When she saw a lady selling vegetables at a market in Africa, for example, it was not onions but the bracelet where her eyes were fixed. She asked the lady to sell it, of course.
The museum itself is as artistically designed as any ornament. Instead of simply displaying jewelry, each exhibition room is designed with a theme and a story.
The wall of one room is decorated with amber ornaments.
``Formed by pine resin for 30 million to 50 million years,' they are called the tears of the earth.
They are widely used in Africa, but were also brought to Korea through Silk Road,'' Lee explained.
If the amber wall seemed neat, the ``El Dorado'' room is splendid, with golden ornaments from Latin America between 10th century and 16th century overwhelming you as you walk in.
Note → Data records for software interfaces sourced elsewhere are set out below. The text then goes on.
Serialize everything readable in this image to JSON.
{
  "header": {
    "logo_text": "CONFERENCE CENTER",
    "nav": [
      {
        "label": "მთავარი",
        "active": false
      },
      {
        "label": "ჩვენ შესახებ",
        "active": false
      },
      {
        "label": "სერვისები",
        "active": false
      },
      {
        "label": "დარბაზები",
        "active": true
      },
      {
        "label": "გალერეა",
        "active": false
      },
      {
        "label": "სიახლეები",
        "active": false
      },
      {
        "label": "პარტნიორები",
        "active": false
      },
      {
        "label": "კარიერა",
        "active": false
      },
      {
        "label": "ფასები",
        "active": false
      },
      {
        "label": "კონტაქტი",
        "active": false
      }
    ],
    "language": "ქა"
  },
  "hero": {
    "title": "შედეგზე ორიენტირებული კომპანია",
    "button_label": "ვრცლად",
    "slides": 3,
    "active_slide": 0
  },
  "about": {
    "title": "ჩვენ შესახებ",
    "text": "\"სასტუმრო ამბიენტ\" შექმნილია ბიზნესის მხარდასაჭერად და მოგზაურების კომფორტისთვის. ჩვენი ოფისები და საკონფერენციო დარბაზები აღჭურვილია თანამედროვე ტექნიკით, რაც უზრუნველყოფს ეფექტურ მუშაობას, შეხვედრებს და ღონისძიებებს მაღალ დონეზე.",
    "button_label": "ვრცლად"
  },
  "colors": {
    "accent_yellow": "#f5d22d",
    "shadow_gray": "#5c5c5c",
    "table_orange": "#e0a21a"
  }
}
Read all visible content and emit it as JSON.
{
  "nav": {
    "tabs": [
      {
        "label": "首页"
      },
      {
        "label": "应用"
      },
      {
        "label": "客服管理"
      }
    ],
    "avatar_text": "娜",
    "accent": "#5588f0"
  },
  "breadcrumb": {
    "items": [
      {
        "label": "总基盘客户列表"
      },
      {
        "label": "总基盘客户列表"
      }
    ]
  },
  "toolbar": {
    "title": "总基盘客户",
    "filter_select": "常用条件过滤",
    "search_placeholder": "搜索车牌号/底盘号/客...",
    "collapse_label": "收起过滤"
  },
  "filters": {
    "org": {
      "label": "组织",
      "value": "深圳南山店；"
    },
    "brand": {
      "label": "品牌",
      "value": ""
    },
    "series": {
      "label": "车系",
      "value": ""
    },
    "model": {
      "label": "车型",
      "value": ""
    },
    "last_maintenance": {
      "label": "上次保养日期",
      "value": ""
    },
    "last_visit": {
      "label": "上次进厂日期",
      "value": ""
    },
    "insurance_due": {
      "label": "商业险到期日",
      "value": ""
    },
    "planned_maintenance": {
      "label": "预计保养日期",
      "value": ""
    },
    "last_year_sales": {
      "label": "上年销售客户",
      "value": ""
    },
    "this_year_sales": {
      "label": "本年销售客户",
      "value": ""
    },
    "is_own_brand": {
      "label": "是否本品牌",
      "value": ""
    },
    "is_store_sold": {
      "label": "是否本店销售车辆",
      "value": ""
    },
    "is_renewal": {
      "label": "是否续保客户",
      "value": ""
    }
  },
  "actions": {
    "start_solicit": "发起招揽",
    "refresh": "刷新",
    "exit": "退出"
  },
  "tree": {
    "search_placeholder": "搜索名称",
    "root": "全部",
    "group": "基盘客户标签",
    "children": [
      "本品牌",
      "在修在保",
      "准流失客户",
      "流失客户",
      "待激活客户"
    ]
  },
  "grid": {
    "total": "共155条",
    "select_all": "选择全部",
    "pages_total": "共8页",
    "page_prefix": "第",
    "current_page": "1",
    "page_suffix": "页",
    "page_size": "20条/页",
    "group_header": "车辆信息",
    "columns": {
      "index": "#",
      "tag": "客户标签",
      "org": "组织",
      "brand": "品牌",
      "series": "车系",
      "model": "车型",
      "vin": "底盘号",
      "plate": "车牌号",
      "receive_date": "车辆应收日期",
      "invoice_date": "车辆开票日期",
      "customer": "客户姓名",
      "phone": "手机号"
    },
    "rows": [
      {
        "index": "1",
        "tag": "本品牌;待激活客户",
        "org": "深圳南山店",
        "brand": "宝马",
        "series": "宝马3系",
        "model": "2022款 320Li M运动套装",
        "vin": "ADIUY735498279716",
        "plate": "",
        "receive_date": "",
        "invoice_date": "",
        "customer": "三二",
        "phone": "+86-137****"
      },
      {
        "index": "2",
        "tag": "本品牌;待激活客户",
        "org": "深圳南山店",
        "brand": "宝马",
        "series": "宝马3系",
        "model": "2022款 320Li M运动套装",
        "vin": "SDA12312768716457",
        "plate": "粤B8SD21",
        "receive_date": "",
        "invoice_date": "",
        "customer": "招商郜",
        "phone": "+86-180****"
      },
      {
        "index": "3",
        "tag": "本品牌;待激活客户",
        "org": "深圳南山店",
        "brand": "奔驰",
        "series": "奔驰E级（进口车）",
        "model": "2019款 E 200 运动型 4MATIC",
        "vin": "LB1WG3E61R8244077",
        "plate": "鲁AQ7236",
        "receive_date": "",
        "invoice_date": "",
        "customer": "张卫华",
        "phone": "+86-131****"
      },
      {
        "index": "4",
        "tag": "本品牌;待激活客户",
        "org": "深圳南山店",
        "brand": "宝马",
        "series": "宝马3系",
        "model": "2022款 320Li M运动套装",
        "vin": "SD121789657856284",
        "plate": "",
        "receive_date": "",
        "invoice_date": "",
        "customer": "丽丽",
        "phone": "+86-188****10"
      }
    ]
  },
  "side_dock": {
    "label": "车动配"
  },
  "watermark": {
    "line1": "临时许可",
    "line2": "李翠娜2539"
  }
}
``While Mexican Mayan relics are mostly architecture, Colombia had many splendid ornaments. When the king ascended the throne, he put mud and gold powder on his body and rode on a raft to the middle of the lake. He threw emerald ornaments into the water and thus became the king,'' Lee said. One of the most beautiful rooms in the museum, ``A Conversation Between Beads and Ivory'' has bead necklaces wound around pillars. Originally from Venice in Italy, the former Czechoslovakia and Austria, their diverse bright colors fascinated Africans. ``They gave Europeans gold and slaves for the necklaces. I think it is man's basic instinct to look beautiful,'' Lee added. According to Lee, nomads tend to have more splendid and luxurious jewelry, as they focus on decorating their body rather than their house. The most sacred place in the museum is the room of the Ethiopian Cross, with about 120 silver crosses of diverse sizes from between the 13th century and 19th century. Some of them cannot even be reproduced today. ``Designers of Chanel or La Croix were inspired by these designs,'' Lee said. She added that she was lucky to get them back then, since the Ethiopian government now forbids carrying out the crosses. Lee said she is so sorry that these ethnic ornaments are disappearing. ``Since they are not something as precious as diamonds, people often melt their ancestors' creations from hundreds years ago to make new necklaces that are up to today's fashion. I opened the museum as I wanted to share the emotion and excitement when I first saw this jewelry.'' 'How to Get There ' To go to the World Jewelry Museum, walk up a few meters along the alley across the Samchong Police Box. The museum is open from 10 a.m. to 6:30 p.m. everyday except Mondays. Admission is 5,000 won for adults and 2,000 won for children. An English-speaking guide service is available.
For more information, call (02) 730-1610.